The C minor scale is going to feel pretty
familiar for you, because it uses
the same exact pitches as E flat major.
We've encountered this
when we discovered that F major
had the same pitches a D minor.
This is again part of
the modal relationship, and
when a major scale and
a minor scale have the same pitches,
they're referred to as the relative major
or the relative minor of each other.
So for C minor, it's going to be
the same notes as E flat major,
we're simply going to start and
end from C.
Okay, so starting on open C.
The fingering is one, two,
four then extend back for
one, two, four.
On the upper strings it's extend back one,
and then our little half step slide.
And then we're going to go back,
low one on A string,
one, two, four and
then a little half step slide.
That's all the notes that we
can hit in first position,
and, like first plus half position.
But we can just stop right there
on C second finger as well.
So let's play [NOISE] this
together with the drone and
the metronome, and
why don't I demonstrate in half-notes.
And move all the way back, to low one.
I'll go down now.
Let's learn the C minor arpeggio.
Let's see if you can find
the notes on your own.
What is the root?
And the third,
you may have already guessed, is E flat,
which is the second finger on the C
string, and then our fifth is just open G.
That's our first octave,
we're going to repeat that.
Next, with the fingers four, one, two.
And then that's our arpeggio, and
then we end with second finger on the top.
I'll play it all the way down.

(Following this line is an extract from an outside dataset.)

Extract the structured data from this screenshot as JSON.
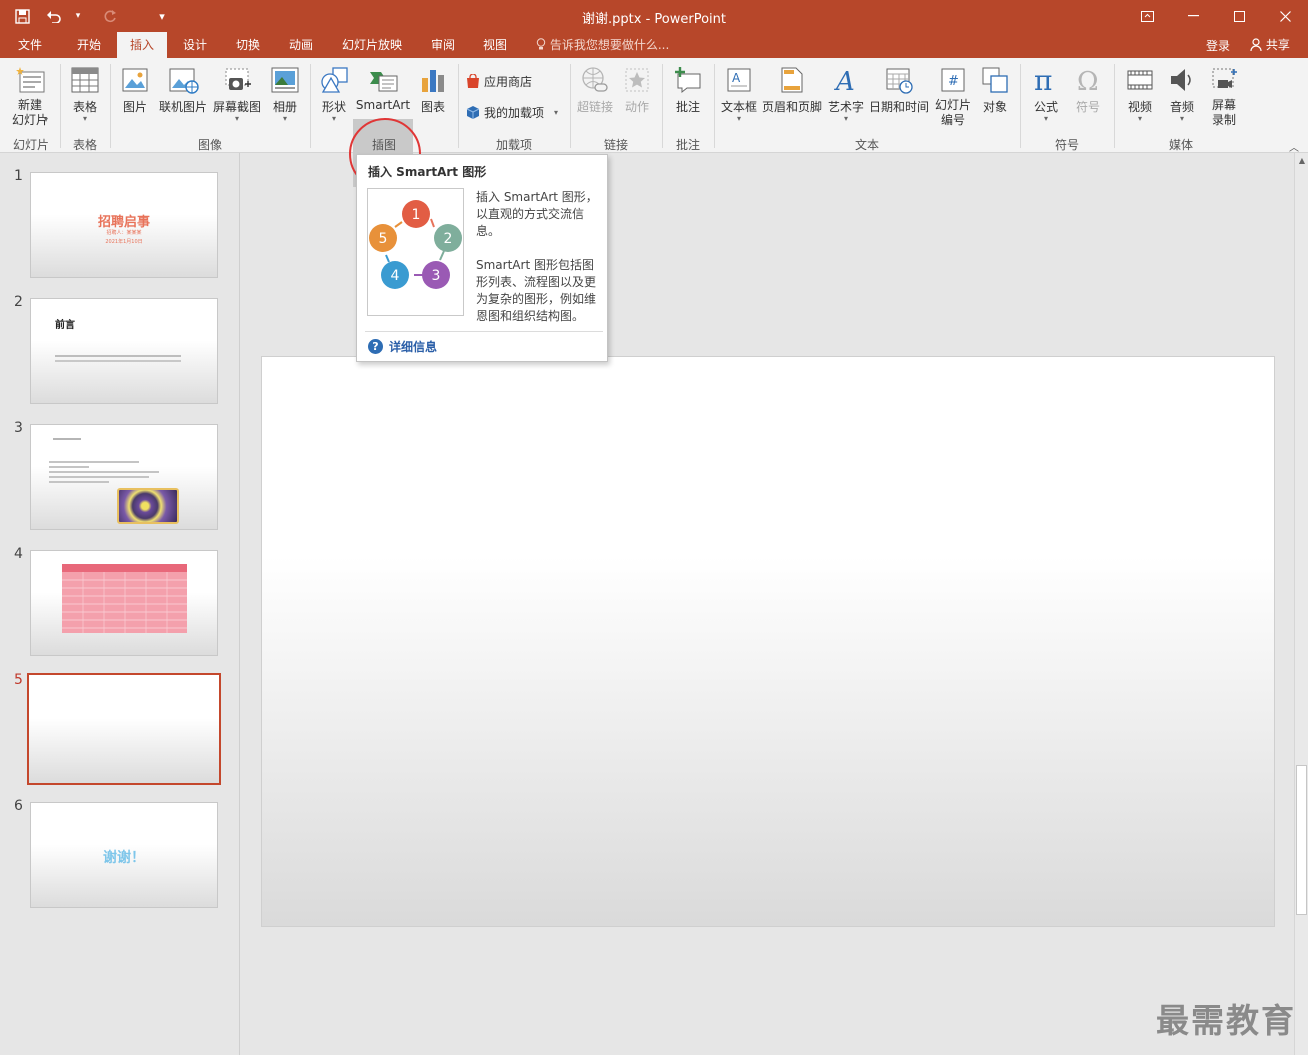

Let's also play this with the drone and
the metronome, at half-notes.
That's two clicks per note.
Now that you have the scale in arpeggio,
I do want you to practice enough
chords with the drone and
the metronome at whole notes,
half notes, and eight notes and twelve.